The Supreme Court has accepted petitions by various sections of society to hear case related to hate speech made at a religious conclave.
The religious conclave was involved in making provocative and hates filled remarks about the minority community.
Statements made during the conclave included threats of ethnic cleansing, similar to the one that happened in Myanmar.
The government was threatened of ‘1857-like’ revolt’ if it resisted the formation of Hindu Rashtra. Many have termed this as hate speech.
There are no specific words to define what constitutes a hate speech. Speeches, writings, actions, signs that incite violence and spread disharmony between communities and groups are criminalised as ‘hate speech’.
The Law commission of India in its report says that incitement to hatred primarily against a group of persons defined in terms of race, ethnicity, gender, sexual orientation, religious belief and the like can be termed hate speech.
It is a restriction on free speech that seeks to prevent or bar speech that exposes a person or a group or section of society to hate, violence, ridicule or indignity.
Provisions under the law
Inflammatory speeches are punished under the provisions of Sections 153A and 505 of the Indian Penal Code.
Section 153A will cover promotion of enmity between different groups on grounds of religion, race, place of birth, residence, language, etc., that violate harmony.
If committed in a place of worship, or an assembly engaged in religious worship or religious ceremonies, it will attract a five-year term.
Section 505 will punish actions that include making statements conducing to public mischief. It also covers publication, report or rumour.
Recommendations of Law commission
Law commission says that separate offences be added to the IPC to criminalise hate speech quite specifically instead of other sections.

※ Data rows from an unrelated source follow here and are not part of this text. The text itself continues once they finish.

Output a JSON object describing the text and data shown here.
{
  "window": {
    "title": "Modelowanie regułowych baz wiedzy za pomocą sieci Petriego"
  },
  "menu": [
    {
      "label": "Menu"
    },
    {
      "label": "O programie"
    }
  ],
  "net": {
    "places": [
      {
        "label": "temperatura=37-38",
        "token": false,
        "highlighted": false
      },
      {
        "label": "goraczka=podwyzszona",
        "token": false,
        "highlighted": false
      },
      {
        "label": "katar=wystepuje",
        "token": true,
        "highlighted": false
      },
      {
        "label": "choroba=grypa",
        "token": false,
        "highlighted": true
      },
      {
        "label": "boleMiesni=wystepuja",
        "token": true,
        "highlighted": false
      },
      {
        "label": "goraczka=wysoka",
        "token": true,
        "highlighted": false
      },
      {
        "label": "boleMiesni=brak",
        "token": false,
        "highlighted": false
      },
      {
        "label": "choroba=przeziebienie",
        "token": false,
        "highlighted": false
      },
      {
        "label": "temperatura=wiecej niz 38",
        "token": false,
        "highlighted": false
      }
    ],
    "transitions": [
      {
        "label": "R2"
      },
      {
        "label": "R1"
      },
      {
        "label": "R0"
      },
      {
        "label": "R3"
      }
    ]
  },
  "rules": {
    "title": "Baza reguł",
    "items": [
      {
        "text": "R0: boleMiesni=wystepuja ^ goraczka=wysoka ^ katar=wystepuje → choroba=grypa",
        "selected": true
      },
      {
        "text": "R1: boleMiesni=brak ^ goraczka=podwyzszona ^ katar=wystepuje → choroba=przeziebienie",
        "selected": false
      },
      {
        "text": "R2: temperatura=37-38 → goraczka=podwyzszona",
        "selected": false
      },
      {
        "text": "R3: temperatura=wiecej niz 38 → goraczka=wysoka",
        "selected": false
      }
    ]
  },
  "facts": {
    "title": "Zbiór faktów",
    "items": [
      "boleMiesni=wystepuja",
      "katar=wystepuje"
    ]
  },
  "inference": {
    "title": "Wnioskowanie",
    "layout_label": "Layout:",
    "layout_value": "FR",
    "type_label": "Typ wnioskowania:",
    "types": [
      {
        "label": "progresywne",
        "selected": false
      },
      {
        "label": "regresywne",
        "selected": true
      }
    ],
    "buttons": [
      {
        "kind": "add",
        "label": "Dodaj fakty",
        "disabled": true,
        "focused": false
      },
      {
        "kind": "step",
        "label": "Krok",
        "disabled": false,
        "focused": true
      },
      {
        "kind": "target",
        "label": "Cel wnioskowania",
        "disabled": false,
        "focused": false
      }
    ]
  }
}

A committee is currently working on comprehensive changes to criminal law to examine if there needs to be specific provisions to tackle hate speech.